from The American Heritage® Dictionary of the English Language, 4th Edition
- n. A member of a group of English Protestants who in the 16th and 17th centuries advocated strict religious discipline along with simplification of the ceremonies and creeds of the Church of England.
- n. One who lives in accordance with Protestant precepts, especially one who regards pleasure or luxury as sinful.
- adj. Of or relating to the Puritans or Puritanism.
- adj. Characteristic of a puritan; puritanical.
from Wiktionary, Creative Commons Attribution/Share-Alike License
- n. A member of a particular Protestant religious sect.
from the GNU version of the Collaborative International Dictionary of English
- n. One who, in the time of Queen Elizabeth and the first two Stuarts, opposed traditional and formal usages, and advocated simpler forms of faith and worship than those established by law; -- originally, a term of reproach. The Puritans formed the bulk of the early population of New England.
- n. One who is scrupulous and strict in his religious life; -- often used reproachfully or in contempt; one who has overstrict notions.
- adj. Of or pertaining to the Puritans; resembling, or characteristic of, the Puritans.
from The Century Dictionary and Cyclopedia
- n. One who is very strict and serious in his religious life, or who pretends to great purity of life: first used about 1564, and applied to certain Anabaptists: frequently a term of contempt.
- n. [capitalized] One of a class of Protestants which arose in England in the sixteenth century.
- n. Synonyms Puritan, Pilgrim. Careful distinction should be made between the Pilgrims or Pilgrim Fathers, who settled at Plymouth in 1620, and the Puritans, who in 1628–30 founded the colony of Massachusetts Bay at Salem and Boston.
- [capitalized] Of, pertaining to, or characteristic of the Puritans.
- Synonyms Puritan, Puritanic. Puritanic (or puritanical) is now generally used in a depreciative sense; Puritan in a commendatory or a neutral sense.
from WordNet 3.0 Copyright 2006 by Princeton University. All rights reserved.
- n. a member of a group of English Protestants who in the 16th and 17th centuries thought that the Protestant Reformation under Elizabeth was incomplete and advocated the simplification and regulation of forms of worship
- n. a person excessively concerned about propriety and decorum
- n. someone who adheres to strict religious principles; someone opposed to sensual pleasures

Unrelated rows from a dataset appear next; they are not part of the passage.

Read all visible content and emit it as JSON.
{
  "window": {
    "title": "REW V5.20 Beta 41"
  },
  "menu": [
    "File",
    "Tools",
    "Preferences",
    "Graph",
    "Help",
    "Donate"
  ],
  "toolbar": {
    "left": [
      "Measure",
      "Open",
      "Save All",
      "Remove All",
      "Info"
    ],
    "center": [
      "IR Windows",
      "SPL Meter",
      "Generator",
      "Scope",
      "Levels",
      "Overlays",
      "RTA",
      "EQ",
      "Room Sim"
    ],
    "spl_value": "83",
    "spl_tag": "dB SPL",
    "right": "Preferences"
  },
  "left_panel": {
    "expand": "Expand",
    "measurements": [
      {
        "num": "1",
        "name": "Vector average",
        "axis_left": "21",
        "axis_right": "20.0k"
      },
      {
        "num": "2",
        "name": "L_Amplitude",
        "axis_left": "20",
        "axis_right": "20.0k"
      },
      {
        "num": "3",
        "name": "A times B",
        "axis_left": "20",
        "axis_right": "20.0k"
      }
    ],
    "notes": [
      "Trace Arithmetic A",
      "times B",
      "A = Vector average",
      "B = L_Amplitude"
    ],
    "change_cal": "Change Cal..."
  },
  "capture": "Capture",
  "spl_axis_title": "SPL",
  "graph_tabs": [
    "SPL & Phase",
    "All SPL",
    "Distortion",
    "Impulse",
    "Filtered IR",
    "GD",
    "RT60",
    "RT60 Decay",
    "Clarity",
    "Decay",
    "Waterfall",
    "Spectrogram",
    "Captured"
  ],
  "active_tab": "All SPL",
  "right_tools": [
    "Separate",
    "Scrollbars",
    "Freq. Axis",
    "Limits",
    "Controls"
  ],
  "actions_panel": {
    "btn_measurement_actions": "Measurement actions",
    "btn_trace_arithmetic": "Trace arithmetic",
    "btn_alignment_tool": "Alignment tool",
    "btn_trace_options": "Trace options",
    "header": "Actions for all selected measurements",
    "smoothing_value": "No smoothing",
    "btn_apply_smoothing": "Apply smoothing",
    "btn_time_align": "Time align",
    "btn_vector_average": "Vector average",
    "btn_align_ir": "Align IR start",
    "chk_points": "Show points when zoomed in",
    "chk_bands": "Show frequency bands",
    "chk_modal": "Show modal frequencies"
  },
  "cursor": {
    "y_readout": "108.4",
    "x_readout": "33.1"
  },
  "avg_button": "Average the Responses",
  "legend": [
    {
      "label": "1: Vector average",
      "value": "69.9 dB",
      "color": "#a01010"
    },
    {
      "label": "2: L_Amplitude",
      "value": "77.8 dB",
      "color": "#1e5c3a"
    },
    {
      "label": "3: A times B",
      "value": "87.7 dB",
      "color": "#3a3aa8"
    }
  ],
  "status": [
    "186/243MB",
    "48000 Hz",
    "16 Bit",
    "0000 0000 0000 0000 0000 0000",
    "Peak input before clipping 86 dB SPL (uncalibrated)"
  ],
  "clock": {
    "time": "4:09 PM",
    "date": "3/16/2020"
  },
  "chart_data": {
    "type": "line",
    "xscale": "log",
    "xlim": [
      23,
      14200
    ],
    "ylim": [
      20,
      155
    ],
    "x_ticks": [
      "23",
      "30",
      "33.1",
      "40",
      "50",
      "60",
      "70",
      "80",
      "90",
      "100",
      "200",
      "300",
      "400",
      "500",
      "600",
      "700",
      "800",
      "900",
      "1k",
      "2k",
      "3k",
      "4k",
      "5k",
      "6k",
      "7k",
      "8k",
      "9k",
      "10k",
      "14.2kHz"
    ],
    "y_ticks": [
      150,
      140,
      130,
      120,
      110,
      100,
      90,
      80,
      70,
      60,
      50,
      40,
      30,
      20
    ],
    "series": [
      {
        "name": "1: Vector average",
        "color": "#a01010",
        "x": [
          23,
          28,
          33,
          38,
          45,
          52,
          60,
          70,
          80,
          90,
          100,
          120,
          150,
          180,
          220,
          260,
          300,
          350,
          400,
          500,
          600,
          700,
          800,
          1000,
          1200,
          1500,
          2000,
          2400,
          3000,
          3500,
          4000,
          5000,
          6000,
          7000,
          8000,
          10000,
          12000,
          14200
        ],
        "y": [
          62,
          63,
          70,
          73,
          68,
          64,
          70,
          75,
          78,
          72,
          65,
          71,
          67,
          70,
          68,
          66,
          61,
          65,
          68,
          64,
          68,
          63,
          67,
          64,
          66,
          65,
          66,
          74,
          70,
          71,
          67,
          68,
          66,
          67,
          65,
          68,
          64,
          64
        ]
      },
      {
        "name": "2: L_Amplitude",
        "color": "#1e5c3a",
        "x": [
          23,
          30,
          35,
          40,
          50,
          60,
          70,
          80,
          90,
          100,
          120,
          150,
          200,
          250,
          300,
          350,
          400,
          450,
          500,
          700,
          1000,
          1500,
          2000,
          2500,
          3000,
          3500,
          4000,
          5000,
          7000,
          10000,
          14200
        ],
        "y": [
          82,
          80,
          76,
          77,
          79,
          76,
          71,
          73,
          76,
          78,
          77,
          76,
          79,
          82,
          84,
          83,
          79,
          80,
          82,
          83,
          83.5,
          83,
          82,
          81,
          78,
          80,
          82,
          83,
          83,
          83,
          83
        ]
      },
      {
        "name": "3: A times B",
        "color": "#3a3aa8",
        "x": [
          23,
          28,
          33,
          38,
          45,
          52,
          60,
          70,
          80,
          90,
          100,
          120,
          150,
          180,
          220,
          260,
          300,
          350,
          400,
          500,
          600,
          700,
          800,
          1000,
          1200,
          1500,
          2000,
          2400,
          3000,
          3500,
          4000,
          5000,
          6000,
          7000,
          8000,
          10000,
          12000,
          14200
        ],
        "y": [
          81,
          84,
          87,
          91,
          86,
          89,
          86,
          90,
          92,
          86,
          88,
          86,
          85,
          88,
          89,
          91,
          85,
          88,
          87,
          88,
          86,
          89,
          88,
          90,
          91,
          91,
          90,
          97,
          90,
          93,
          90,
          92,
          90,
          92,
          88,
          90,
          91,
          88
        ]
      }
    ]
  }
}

From Late Latin pūritās, purity (on the model of Medieval Latin Kathari, "the Pure Ones,” a third-century sect of rigorist heretics), from Latin pūrus, pure; see peuə- in Indo-European roots.(American Heritage® Dictionary of the English Language, Fourth Edition)